“Remember that friendship is a home where two souls meet, a field beyond who is right and wrong. But, if you are looking for a friend who is faultless, then you will be friendless. And if you are annoyed by their every rub, then how will you ever be polished?”
When Rumi confides her loneliness to Bixby, the bear replies, poetically:
It’s okay to feel sad at times. But brighter days do not always come to you, sometimes you must go to them. In a night full of darkness, be like the sun who volunteers its light to others.

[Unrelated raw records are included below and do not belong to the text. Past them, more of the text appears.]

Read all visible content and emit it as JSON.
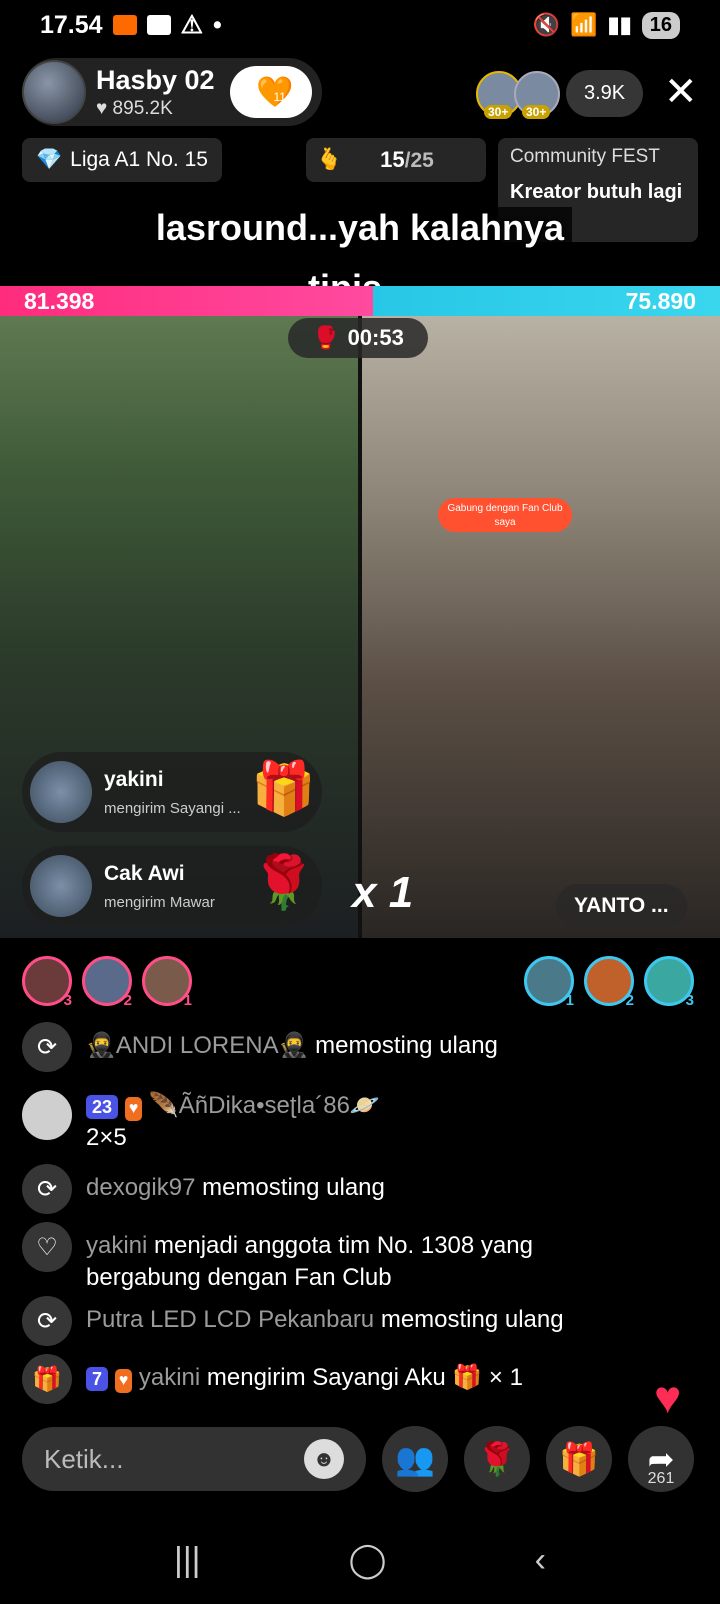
{
  "status": {
    "time": "17.54",
    "battery": "16"
  },
  "host": {
    "name": "Hasby 02",
    "likes": "♥ 895.2K",
    "follow_count": "11"
  },
  "viewers": {
    "badges": [
      "30+",
      "30+"
    ],
    "count": "3.9K"
  },
  "liga": {
    "label": "Liga A1 No. 15"
  },
  "progress": {
    "value": "15",
    "total": "/25"
  },
  "community": {
    "title": "Community FEST",
    "text": "Kreator butuh lagi"
  },
  "caption": {
    "line1": "lasround...yah kalahnya",
    "line2": "tipis..."
  },
  "battle": {
    "left_score": "81.398",
    "right_score": "75.890",
    "timer": "00:53"
  },
  "gifts": [
    {
      "name": "yakini",
      "desc": "mengirim Sayangi ..."
    },
    {
      "name": "Cak Awi",
      "desc": "mengirim Mawar"
    }
  ],
  "combo": "x 1",
  "opponent": {
    "name": "YANTO ...",
    "fanclub": "Gabung dengan Fan Club saya"
  },
  "supporters_left": [
    "3",
    "2",
    "1"
  ],
  "supporters_right": [
    "1",
    "2",
    "3"
  ],
  "chat": [
    {
      "user": "🥷ANDI LORENA🥷",
      "msg": "memosting ulang"
    },
    {
      "level": "23",
      "user": "🪶ÃñDika•seʈla´86🪐",
      "msg": "2×5"
    },
    {
      "user": "dexogik97",
      "msg": "memosting ulang"
    },
    {
      "user": "yakini",
      "msg": "menjadi anggota tim No. 1308 yang bergabung dengan Fan Club"
    },
    {
      "user": "Putra LED LCD Pekanbaru",
      "msg": "memosting ulang"
    },
    {
      "level": "7",
      "user": "yakini",
      "msg": "mengirim Sayangi Aku",
      "count": "× 1"
    }
  ],
  "input": {
    "placeholder": "Ketik..."
  },
  "share_count": "261",
  "colors": {
    "pink": "#ff2c7d",
    "cyan": "#27c7e6",
    "level": "#4b53e6"
  }
}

As Rumi shares her worries with her mother, grandparents, and Bixby, her understanding of life, love and friendship deepens with each new experience. Rumi slowly begins to understand Rumi the poet’s ideas about friendship, which she too begins, tentatively to start channeling.
Rothstein also interweaves his own poetic touch with the poetry of Rumi. As Rumi matures as a character, her classmates are drawn to her strength, confidence and wisdom, “the kind that forms when someone builds tall their inner music.”
Will you give us the answers to our questions?” Rumi’s new friends ask.
“Do not seek the answers from me, for I cannot give them to you, Because then, you would not be able to live your own questions. Live the questions in the now. Then one day, maybe without even knowing it, your heart will live its w-way into the answers."
The underlying theme of all of Rumi’s poems is transformation, and Rumi And Bixby Bear is just that – A story of transformation in which a shy, friendless, stuttering girl discovers that “Ever since the morning of my life, friendship heard my name and has been running through the schoolyard trying to catch me.”
"Look at the sunset! Can you hear the trees?” Bixby asks Rumi. Rumi looked around and admired the world and all of its beauty. “Isn’t it amazing? Even after all this time, the sun never says to the earth, ‘You owe me.’ Look what happens with a friendship like that. It becomes a love that lights the whole sky!”
This is a story that contains lessons and wisdom that will speak to any human being regardless of their age and profession but is targeted towards the young. Rothstein has created a free curriculum, which can be downloaded for free at http://www.rumiandbixbybear.com, for teachers and parents to discuss some of the ideas of self-growth and actualization explored throughout the book and, at the same time, explore Rumi’s poetry and metaphors in an entertaining way.
The world would be a better place if every child were to read, or have read to them, The Adventures of Rumi and Bixby Bear.